Starring: Choi Min-Sik, Ryu Seung-Beom, Im Won-Hee
Director: Ryu Seung-Wan
Studio: Enter One
About This DVD
Ryu Seung-beom, right, plays a young man who finds in boxing an outlet for his rage in "Crying Fist." It's official. Director Ryu Seung-wan has firmly entrenched himself in the mainstream and the domestic movie world is all the better for it. Most people familiar with Ryoo's violent and angst-filled early films would have expected the director to stay the arthouse darling, a cross between Quentin Tarantino and Martin Scorsese. But then Ryu surprised all (and disappointed some) by making one of last year's most entertaining and mainstream films - the Taoist superhero fest "Arahan." Ryu is back, and his newest, "Crying Fist (Chumogi Unda)," packs a considerable punch. The film returns to the darker and moodier palette of earlier works, but with the knowledge and skills gained from making the technically sophisticated "Arahan."

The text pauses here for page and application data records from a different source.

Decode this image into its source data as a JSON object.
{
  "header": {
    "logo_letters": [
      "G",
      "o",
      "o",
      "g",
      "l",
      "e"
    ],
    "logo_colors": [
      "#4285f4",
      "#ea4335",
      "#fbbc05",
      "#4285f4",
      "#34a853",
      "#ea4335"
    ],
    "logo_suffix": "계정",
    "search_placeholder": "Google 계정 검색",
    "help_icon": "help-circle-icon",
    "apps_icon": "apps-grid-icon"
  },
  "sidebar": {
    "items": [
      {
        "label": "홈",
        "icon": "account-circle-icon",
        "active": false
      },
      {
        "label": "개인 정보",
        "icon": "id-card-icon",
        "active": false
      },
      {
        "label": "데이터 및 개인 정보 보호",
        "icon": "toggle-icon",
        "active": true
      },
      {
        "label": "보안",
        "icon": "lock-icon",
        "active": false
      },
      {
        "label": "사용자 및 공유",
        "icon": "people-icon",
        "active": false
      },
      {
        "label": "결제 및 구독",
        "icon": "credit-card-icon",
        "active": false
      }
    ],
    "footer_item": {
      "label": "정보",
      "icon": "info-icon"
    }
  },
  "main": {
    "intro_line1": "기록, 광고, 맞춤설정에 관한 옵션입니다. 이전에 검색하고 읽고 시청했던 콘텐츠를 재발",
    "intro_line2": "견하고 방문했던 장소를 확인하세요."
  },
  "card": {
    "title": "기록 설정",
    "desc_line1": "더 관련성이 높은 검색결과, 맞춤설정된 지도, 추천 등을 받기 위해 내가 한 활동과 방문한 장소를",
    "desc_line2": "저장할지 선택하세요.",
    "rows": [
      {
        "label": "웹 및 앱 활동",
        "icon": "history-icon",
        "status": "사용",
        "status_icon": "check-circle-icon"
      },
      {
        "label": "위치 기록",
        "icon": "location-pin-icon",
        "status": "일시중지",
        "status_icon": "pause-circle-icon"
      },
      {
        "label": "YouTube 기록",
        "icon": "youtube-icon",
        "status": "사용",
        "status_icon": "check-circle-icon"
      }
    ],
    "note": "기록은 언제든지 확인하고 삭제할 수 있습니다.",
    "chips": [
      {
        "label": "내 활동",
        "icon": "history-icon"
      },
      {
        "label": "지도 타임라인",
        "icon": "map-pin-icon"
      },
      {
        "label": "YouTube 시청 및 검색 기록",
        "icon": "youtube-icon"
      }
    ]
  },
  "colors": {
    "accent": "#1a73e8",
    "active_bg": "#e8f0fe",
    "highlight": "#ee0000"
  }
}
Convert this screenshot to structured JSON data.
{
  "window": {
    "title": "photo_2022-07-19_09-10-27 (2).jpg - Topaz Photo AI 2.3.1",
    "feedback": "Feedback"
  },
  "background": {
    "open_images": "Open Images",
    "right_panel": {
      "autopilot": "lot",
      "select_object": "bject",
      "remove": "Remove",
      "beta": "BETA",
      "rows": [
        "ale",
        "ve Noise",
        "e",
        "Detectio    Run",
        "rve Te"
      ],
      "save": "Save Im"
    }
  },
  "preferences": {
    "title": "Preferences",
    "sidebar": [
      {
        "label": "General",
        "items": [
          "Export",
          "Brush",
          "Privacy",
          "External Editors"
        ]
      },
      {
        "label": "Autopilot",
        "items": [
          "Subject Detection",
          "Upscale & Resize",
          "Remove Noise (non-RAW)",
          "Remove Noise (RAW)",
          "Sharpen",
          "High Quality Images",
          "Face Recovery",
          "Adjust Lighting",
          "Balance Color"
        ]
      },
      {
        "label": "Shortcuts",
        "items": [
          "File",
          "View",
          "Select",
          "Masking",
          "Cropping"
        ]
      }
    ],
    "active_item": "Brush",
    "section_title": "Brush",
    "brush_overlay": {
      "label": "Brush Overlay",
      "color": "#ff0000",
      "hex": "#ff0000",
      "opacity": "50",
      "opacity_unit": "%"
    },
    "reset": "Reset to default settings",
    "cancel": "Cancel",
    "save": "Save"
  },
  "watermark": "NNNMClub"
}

"Crying Fist" is actually two fists, or more accurately, two pairs of fists. The film follows the separate trajectories of two down-and-out men who look to boxing to change their lives, and their eventual collision.
In one corner, we have Sang-hwan (Ryu Seung-beom), a bitter and angry young man with a huge chip on his shoulder. Despite the efforts of his father, Sang-hwan's criminal behavior finally lands him in juvenile prison. There, at what seems to be the lowest moment in his young life, a guard turns him towards boxing to channel his rage against the world.
In the other corner is Tae-sik (Choi Min-sik), a middle-aged man whose moment of glory came long ago, when he won the silver medal as an amateur boxer at the Asian Games. But now, with his family life falling apart due to mounting debt, he earns his income as a novelty act, standing out in the street and offering up his body as a punching bag to passersby for money.
The moviegoer knows that at some point the two characters will end up meeting inside the ring, but as the saying goes, it's not the destination but the journey that matters.
The film alternates between these two characters, as they struggle just to survive and keep desperation at bay. Ryu, the younger brother of the director, and Choi, the master of angst roles like "Old Boy," are equally wonderful in their respective roles. And while they share little actual time on screen, "Crying Fist" does an excellent job weaving their powerful performances together and showing the characters as two sides of the same sad coin.
"Crying Fist" is as violent and gritty as anything Ryoo has made, but unlike his earlier films, the director is learning to temper the fury with a human side. The result is a mix of rage and sadness that is human drama at its best, mainstream or otherwise.
|Audio Format:||DTS, DD 5.1 Surround, DD 2.0 Stereo|
|Video Format:||Widescreen 2.35:1 (Anamorphic)|
|Running Time:||135 / 150|
|Special Features:||DISC 1:
- Feature Film
- 2 Audio Commentaries
- Boxer's Life
- Making of
- Music Video
- Multi Angle Ending Scenes
|Availability:||Usually ships in 5-10 days|